= Assigned task =
Run through the records and show each line that includes the string "icon".

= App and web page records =
————
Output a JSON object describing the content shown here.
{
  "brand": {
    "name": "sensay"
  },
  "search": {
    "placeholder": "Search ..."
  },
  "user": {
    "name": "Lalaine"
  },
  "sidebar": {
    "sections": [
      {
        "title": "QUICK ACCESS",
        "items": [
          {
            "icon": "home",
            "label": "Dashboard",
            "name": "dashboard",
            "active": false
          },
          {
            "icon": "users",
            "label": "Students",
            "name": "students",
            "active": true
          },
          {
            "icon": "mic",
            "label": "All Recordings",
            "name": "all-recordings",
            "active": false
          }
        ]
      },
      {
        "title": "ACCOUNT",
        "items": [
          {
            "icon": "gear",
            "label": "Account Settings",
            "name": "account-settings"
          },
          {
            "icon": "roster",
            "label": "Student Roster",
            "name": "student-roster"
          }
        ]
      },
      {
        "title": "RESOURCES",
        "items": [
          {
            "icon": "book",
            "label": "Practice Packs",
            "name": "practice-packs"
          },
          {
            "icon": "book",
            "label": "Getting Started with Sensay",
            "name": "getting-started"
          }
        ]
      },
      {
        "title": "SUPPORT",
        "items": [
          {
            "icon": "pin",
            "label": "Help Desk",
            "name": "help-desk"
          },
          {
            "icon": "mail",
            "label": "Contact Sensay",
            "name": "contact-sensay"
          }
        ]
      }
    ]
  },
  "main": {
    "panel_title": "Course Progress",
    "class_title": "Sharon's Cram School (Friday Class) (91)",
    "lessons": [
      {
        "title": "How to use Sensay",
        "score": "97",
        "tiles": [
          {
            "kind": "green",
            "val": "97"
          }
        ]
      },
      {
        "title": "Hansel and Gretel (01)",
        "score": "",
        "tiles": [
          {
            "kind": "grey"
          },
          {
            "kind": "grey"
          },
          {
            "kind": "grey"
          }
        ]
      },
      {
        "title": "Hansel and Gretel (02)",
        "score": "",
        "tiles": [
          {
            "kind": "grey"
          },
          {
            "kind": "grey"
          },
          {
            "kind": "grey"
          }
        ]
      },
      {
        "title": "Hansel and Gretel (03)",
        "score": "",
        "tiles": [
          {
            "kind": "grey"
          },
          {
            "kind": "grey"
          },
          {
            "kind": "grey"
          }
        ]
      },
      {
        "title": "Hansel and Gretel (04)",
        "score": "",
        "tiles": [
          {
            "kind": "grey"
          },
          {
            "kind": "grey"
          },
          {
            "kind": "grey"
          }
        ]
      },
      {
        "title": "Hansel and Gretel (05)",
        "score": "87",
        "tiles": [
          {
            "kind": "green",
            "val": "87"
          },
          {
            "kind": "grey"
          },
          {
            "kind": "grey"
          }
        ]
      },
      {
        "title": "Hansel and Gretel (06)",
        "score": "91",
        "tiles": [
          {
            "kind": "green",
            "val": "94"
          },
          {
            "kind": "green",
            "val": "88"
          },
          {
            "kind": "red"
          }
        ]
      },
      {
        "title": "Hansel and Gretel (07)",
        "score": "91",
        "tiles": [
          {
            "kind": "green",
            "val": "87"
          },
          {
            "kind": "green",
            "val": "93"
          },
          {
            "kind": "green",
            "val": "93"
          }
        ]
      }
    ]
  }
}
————
= Result of the task =
            "icon": "home",
            "icon": "users",
            "icon": "mic",
            "icon": "gear",
            "icon": "roster",
            "icon": "book",
            "icon": "book",
            "icon": "pin",
            "icon": "mail",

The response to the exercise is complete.